◆ Aim of the task
In the entries below, find every line with the string "lock" and copy it.

┌─ The records

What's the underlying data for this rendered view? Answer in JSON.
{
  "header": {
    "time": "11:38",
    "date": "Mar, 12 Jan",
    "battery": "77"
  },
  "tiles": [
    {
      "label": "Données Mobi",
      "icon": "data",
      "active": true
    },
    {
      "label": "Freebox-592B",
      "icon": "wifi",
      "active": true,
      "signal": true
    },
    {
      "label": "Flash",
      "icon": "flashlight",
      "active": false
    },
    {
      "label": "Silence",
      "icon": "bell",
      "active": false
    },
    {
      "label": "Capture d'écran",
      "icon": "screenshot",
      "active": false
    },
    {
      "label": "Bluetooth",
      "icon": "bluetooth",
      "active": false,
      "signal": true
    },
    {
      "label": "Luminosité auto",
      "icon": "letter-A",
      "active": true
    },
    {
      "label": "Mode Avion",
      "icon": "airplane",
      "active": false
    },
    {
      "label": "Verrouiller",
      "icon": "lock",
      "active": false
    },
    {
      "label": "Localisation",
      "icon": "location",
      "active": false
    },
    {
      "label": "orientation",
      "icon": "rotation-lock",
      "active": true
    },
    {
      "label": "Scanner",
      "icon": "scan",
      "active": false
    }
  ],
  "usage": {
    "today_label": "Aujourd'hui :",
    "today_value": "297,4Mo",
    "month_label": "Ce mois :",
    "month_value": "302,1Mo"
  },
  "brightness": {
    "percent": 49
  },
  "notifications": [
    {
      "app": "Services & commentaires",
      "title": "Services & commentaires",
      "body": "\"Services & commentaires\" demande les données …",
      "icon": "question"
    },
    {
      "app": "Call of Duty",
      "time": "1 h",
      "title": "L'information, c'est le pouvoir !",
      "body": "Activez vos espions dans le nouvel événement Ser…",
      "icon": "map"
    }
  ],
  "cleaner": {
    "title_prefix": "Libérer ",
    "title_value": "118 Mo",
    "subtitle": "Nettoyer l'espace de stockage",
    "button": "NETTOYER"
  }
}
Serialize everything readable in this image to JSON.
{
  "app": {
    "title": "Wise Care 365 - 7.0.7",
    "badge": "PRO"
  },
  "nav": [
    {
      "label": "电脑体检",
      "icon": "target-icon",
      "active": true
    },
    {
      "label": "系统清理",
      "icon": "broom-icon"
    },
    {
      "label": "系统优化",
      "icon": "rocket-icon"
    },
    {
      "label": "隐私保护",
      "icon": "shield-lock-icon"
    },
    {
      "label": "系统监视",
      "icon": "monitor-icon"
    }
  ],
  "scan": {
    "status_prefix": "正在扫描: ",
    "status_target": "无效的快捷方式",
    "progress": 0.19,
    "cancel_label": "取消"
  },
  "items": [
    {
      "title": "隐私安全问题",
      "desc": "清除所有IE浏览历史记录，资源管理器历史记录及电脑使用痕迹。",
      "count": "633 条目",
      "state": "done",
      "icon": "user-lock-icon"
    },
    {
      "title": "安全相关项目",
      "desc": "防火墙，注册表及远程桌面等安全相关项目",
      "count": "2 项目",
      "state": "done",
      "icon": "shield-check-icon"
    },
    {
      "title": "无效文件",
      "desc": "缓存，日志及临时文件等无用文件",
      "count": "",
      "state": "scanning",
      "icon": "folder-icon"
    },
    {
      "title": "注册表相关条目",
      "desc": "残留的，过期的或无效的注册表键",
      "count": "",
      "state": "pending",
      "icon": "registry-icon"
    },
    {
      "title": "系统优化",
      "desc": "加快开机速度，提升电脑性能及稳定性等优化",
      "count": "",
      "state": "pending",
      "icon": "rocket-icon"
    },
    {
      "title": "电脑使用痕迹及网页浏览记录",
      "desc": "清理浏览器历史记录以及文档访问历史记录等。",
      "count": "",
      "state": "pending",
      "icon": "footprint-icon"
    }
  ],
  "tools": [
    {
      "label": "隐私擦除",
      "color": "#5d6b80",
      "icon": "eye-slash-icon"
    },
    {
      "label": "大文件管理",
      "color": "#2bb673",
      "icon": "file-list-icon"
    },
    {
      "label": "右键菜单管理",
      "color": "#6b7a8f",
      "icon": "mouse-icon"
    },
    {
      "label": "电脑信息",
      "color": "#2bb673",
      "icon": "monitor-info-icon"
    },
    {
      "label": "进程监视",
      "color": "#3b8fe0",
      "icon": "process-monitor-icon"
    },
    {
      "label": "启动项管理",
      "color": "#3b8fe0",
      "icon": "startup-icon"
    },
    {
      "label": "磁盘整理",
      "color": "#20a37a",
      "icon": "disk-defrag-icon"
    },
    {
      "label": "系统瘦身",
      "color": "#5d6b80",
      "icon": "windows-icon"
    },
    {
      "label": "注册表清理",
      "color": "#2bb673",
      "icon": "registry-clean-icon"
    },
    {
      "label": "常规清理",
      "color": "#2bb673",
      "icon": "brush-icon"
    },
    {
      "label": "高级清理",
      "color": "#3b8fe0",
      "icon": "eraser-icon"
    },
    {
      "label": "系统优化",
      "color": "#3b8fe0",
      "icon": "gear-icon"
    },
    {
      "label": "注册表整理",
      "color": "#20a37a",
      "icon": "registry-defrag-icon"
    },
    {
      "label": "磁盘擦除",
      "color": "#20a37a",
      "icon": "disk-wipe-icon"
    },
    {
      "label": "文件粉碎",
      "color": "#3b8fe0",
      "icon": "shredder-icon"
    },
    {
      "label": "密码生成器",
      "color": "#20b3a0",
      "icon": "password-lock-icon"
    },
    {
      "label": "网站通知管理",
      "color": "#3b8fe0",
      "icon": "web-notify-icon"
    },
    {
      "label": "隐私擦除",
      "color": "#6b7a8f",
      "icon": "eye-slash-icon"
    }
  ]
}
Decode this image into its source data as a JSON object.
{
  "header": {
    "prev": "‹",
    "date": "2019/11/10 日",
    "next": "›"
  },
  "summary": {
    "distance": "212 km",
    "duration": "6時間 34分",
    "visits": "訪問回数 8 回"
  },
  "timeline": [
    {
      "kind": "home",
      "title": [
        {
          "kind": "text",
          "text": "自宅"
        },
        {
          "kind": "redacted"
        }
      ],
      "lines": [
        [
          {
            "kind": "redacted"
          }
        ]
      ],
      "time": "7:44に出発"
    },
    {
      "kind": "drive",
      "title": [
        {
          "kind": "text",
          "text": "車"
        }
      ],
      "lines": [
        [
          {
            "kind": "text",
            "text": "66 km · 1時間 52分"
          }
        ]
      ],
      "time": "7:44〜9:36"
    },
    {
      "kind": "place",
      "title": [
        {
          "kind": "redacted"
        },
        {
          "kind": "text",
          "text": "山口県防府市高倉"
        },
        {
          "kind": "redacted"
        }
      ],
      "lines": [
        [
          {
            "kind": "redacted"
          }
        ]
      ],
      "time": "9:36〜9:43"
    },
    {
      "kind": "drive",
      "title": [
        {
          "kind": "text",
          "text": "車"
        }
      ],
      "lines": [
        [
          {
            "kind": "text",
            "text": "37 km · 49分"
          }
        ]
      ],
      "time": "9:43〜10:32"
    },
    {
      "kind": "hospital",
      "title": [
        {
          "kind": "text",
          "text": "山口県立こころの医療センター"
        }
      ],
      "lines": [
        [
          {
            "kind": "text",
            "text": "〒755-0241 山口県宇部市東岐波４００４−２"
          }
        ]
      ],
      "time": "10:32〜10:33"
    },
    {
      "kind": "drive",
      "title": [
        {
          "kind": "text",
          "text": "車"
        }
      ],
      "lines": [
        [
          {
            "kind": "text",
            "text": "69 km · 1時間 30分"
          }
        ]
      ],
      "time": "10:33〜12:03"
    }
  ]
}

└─

◆ Solution for this task
      "icon": "lock",
      "icon": "rotation-lock",
      "icon": "shield-lock-icon"
      "icon": "user-lock-icon"
      "icon": "password-lock-icon"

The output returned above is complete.